Dataset rows for apps and sites
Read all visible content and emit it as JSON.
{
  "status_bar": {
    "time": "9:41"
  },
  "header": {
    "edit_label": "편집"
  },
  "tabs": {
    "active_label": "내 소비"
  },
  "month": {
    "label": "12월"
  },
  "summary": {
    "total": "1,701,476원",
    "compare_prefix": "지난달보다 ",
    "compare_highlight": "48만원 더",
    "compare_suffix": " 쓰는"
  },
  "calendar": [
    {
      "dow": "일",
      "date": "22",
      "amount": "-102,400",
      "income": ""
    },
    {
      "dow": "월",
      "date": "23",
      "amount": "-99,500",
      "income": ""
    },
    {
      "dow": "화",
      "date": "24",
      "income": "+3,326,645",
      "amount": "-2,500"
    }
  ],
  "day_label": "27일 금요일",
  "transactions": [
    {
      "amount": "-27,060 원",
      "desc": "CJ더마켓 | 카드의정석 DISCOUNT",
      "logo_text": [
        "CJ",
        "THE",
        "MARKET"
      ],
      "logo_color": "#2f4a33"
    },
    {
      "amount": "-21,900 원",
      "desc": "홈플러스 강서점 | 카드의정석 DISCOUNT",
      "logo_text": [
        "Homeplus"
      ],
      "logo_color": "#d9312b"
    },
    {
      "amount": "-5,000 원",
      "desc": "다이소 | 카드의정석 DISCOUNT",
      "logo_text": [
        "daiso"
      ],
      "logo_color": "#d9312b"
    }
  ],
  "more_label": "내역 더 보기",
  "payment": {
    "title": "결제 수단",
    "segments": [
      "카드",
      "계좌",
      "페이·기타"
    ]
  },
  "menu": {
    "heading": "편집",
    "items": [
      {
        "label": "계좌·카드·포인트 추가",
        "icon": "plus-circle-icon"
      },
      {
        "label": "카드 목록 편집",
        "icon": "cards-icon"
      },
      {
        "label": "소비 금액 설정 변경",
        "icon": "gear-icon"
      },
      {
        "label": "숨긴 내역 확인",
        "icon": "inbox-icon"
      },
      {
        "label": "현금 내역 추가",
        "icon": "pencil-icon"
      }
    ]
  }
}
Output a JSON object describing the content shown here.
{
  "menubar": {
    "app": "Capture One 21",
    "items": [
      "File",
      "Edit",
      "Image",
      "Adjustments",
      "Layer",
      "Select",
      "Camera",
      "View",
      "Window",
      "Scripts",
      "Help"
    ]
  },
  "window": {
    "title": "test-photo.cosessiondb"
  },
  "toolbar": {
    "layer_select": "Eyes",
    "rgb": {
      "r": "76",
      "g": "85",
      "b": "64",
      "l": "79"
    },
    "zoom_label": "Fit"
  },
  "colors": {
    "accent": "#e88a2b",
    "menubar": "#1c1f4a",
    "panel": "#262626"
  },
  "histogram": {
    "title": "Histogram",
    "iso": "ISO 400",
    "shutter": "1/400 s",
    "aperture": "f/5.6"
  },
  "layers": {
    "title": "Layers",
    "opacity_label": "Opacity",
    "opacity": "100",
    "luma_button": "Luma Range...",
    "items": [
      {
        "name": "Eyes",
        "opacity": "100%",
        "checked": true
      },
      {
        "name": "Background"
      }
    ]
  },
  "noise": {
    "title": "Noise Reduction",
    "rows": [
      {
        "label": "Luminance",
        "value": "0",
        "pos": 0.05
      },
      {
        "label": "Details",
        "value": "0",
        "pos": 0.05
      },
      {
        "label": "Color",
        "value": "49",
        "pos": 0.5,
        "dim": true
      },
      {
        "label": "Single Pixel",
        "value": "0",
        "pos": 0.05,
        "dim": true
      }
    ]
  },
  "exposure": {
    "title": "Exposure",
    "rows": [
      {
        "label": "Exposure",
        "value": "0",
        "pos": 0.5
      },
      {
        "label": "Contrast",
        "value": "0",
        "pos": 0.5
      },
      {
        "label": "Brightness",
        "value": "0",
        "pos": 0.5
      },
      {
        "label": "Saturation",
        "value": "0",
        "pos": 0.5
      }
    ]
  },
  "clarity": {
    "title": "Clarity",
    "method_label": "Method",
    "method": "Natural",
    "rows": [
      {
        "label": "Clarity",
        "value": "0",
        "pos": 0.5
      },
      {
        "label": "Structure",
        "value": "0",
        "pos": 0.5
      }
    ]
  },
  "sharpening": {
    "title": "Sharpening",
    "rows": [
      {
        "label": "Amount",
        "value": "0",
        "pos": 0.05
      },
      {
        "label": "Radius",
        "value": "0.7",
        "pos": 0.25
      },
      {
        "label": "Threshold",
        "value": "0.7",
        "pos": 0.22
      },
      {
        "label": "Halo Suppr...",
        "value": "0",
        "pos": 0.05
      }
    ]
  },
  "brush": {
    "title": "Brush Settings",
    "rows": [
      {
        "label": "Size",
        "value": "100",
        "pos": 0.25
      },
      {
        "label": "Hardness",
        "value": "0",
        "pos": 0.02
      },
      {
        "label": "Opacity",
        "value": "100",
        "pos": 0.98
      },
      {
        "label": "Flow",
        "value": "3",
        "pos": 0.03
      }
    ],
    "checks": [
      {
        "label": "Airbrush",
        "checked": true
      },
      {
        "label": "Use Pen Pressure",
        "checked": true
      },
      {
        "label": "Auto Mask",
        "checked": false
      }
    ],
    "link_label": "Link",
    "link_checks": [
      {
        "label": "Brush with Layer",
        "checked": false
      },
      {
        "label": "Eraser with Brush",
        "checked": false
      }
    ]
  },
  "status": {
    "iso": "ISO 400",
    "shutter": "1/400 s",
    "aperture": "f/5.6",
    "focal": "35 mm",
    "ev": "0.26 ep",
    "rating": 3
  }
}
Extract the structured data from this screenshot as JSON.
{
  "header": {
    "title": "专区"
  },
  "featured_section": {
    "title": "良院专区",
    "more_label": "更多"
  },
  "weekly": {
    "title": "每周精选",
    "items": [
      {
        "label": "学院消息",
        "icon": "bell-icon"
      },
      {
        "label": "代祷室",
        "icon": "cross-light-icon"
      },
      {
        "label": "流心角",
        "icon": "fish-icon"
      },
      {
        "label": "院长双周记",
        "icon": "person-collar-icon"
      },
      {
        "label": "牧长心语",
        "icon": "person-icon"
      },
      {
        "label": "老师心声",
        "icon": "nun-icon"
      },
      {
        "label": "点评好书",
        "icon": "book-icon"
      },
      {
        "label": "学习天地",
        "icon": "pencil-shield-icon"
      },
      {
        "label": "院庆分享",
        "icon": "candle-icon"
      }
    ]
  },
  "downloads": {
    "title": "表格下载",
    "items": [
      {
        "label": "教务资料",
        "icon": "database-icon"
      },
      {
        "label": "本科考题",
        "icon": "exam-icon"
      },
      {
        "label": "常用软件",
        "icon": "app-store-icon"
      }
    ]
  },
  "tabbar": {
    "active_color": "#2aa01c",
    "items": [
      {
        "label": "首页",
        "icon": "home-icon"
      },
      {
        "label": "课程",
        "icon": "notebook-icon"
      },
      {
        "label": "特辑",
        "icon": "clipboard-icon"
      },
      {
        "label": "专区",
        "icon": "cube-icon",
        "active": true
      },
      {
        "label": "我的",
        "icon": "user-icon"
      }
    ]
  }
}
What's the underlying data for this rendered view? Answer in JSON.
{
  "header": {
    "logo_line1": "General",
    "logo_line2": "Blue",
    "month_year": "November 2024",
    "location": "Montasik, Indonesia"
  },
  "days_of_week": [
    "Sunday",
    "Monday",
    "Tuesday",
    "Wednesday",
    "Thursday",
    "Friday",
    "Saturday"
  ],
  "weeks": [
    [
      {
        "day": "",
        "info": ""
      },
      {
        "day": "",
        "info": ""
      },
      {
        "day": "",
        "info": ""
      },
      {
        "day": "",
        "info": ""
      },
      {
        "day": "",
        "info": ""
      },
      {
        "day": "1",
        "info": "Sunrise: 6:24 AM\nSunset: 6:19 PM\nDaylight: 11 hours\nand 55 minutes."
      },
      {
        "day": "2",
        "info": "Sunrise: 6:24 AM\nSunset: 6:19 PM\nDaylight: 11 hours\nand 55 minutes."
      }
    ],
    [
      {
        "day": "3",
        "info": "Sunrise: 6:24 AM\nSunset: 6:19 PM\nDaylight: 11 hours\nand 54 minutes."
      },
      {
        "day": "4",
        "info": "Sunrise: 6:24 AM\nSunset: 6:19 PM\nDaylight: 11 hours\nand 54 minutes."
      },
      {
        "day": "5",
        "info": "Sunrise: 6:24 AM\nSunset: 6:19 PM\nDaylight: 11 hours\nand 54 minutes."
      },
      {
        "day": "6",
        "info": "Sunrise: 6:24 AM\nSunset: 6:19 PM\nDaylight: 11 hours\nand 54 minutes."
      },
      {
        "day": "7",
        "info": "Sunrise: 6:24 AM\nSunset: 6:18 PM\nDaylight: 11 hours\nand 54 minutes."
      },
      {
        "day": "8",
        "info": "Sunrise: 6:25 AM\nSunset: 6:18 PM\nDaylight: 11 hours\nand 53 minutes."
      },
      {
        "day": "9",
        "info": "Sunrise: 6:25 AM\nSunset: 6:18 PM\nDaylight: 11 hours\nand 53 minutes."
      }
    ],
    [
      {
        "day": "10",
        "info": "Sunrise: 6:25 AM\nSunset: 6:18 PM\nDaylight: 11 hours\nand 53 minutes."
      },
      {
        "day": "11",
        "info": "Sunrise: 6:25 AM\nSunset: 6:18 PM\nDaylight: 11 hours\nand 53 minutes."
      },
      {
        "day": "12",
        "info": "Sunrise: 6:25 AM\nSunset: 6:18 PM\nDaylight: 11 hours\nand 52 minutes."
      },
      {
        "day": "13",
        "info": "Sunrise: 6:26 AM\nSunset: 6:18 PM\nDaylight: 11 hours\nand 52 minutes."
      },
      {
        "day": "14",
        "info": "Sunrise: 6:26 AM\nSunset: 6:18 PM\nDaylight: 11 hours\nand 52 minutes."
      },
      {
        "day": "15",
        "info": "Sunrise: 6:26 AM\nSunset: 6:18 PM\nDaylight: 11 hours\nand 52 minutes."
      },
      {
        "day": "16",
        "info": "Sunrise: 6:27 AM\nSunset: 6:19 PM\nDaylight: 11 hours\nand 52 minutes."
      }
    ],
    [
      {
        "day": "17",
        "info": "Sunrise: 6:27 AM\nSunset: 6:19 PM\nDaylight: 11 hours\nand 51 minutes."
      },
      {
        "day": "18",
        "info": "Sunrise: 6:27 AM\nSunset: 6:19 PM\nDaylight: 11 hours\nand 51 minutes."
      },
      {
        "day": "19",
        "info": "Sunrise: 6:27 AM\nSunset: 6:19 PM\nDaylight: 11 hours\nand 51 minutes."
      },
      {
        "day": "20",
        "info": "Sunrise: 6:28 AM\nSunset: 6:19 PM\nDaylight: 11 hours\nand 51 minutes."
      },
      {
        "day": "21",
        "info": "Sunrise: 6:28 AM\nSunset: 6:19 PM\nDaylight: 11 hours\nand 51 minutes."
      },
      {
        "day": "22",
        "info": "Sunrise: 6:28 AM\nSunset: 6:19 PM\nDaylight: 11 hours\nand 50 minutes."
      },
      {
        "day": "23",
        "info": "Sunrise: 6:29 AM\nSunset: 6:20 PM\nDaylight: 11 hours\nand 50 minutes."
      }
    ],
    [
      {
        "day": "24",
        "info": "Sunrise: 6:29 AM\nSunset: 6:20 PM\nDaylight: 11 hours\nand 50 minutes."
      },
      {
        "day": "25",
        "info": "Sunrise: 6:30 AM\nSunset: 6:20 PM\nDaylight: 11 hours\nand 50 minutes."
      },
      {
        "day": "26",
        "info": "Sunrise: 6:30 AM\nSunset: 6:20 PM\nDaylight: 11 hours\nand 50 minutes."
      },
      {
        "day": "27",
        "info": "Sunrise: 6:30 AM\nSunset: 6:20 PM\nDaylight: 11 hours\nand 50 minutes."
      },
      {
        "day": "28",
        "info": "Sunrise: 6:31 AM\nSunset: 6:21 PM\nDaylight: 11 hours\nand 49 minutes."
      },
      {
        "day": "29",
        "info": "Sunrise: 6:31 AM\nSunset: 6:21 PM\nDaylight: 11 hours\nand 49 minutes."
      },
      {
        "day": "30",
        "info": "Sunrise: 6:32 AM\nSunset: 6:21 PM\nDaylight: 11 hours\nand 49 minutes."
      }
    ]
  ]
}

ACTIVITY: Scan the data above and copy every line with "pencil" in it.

EXERCISE ANSWER:
        "icon": "pencil-icon"
        "icon": "pencil-shield-icon"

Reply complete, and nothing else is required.